The Air Force’s ideal would be that there would only be two types of missions: Air Superiority (jets fighting jets - the coolest mission of all) and Strategic Bombing (the mission by which the Air Force would win wars without any other branches of the military being needed).

Air support, after all, is support - it’s playing a secondary role to the troops on the ground. No branch of the military wants to be told its role is to assist another branch. The Air Force doesn’t want to be the Army’s sidekick.

It’s worth noting that the current Chief of Staff of the Air Force, who is ultimately responsible for deciding what the Air Force wants to do, is a former A-10 pilot.

I wonder why the AF doesn’t just transfer all its C-130s and C-170s over to the Army, then.

All Marine Aviation must be carrier capable. Ground support that can’t be where the Marines need it is a waste of resources.

I wonder how much it would take to convert A-10s to carrier compatibility.

Folding wings, tailhook, strengthened gear. Carrier-certified versions of A-10 specialty AGE (like the GFU-6E ammo loader for the GAU-8 cannon). Appropriate tweaks to logistics and training.

There are probably tactical issues (like needing to be carefully bodyguarded en route, because of their vulnerability to air-to-air ambush). And the fact that the Department of the Navy has a history of working very hard to avoid adopting aircraft initially procured by the Air Force.

shrug. To a naive observer, seems like a good match to me.

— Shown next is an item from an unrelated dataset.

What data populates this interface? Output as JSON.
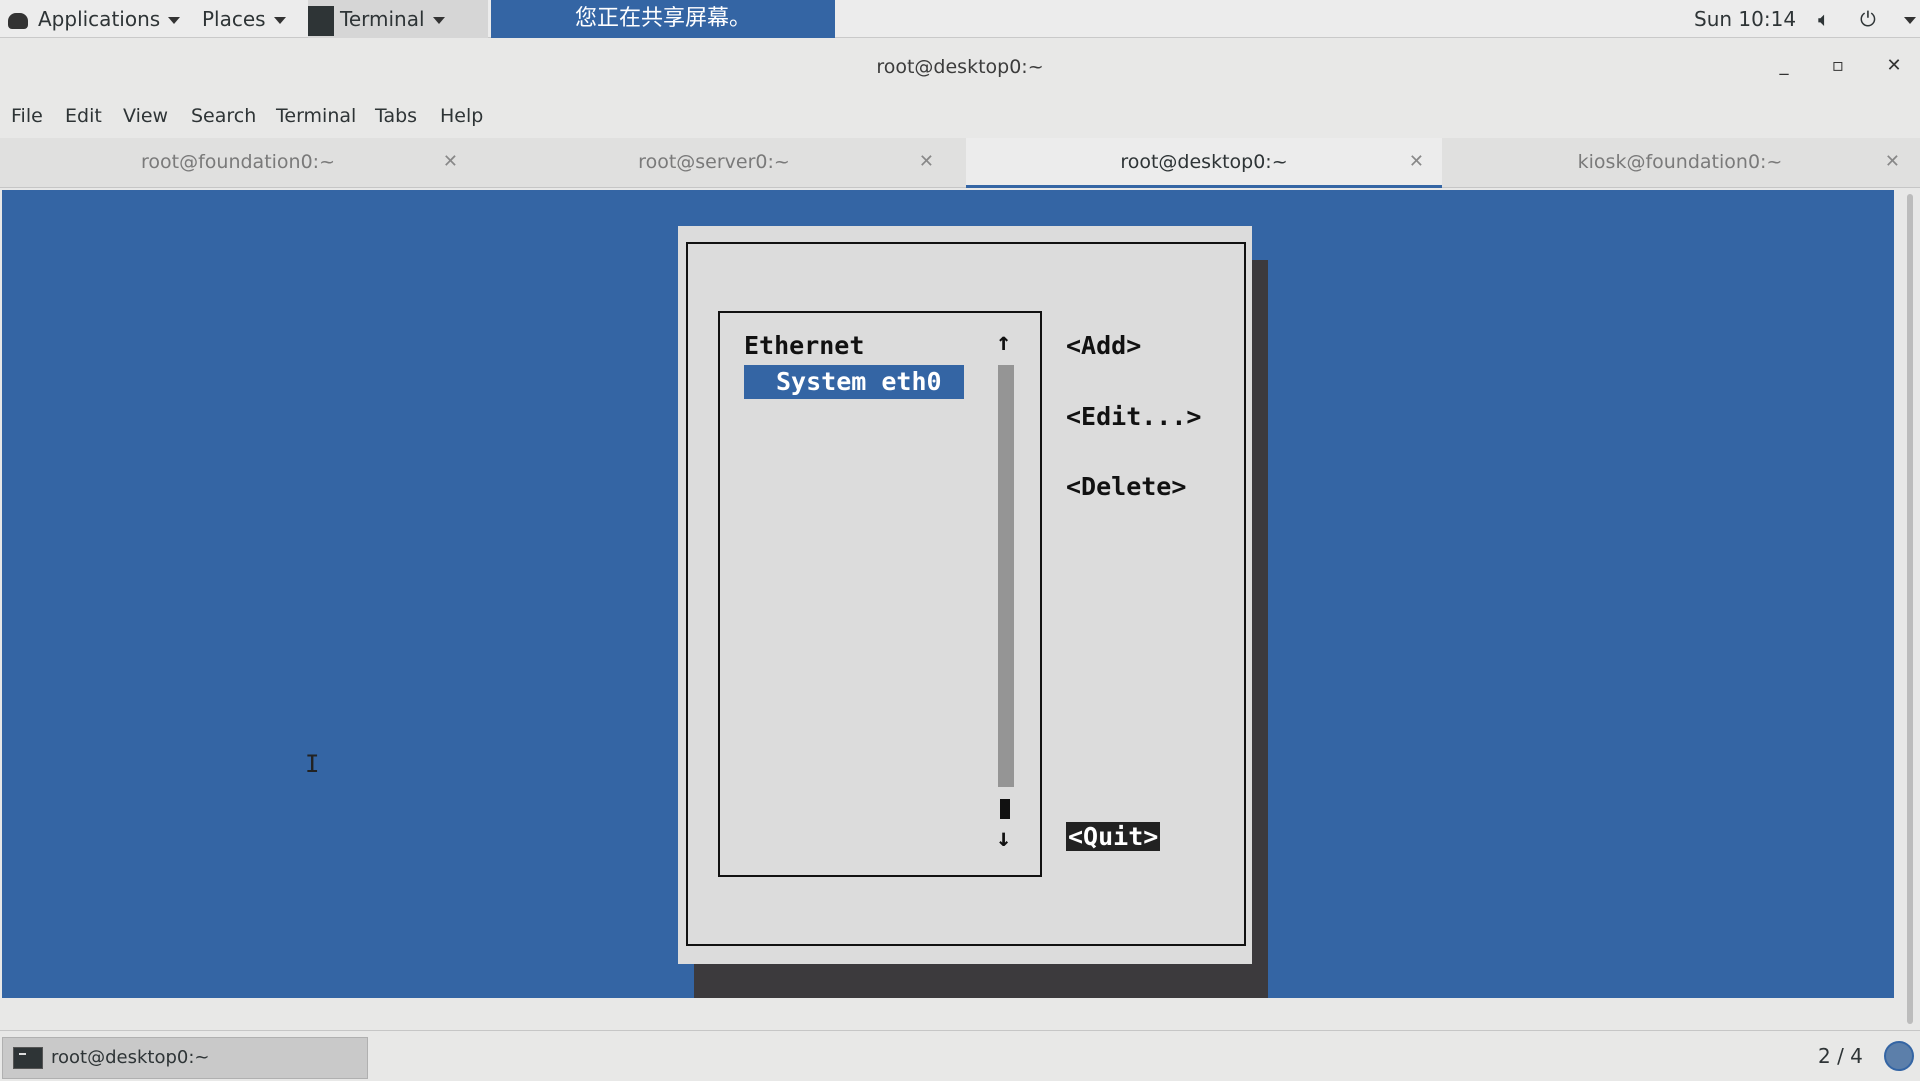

That’s one of the administrative issues I mentioned earlier. There’s a Defense Department directive from 1948 which divided up what air units each branch of the American military can have. The Army got the short straw: they’re only supposed to operate fixed-wing aircraft for reconnaissance and medical evacuation purposes. This is the reason the Army has so many helicopters: they’re a loophole that lets the Army have its own air support units.

The A-10 was designed to be a tank killer. And it’s a great one. But enemy tanks aren’t much of a threat to an Air Force base. The Army, on the other hand, has a pretty reasonable aversion to enemy tank attacks. But it’s a SEP to the AF. The AF isn’t interested in “mud-moving” missions.

The cost would likely be prohibitive- new wings, new gar, and entirely new systems like tailhooks would cost a bundle, and the USMC/Navy already have adequate strike/CAS planes in the F-18s they fly.

It would literally be a whole new plane. For comparison’s sake, the F-35C carrier aircraft probably has more differences than similarities from the F-35A Air Force variant.

Nice thread.

“SEP” :confused:

Didn’t we recently do a thread on this topic? The only one I can find is this one, but I seem to recall a much longer discussion/argument.

It’s a term from the Hitchhiker’s Guide trilogy. Not the first book. SEP = Someone Else’s Problem. An SEP is something you can safely ignore.

So the question really is, how much trouble would it take to box and crate the airframes for storage. I can get behind that we don’t need them now, but a break glass in case of, sounds reasonable to me.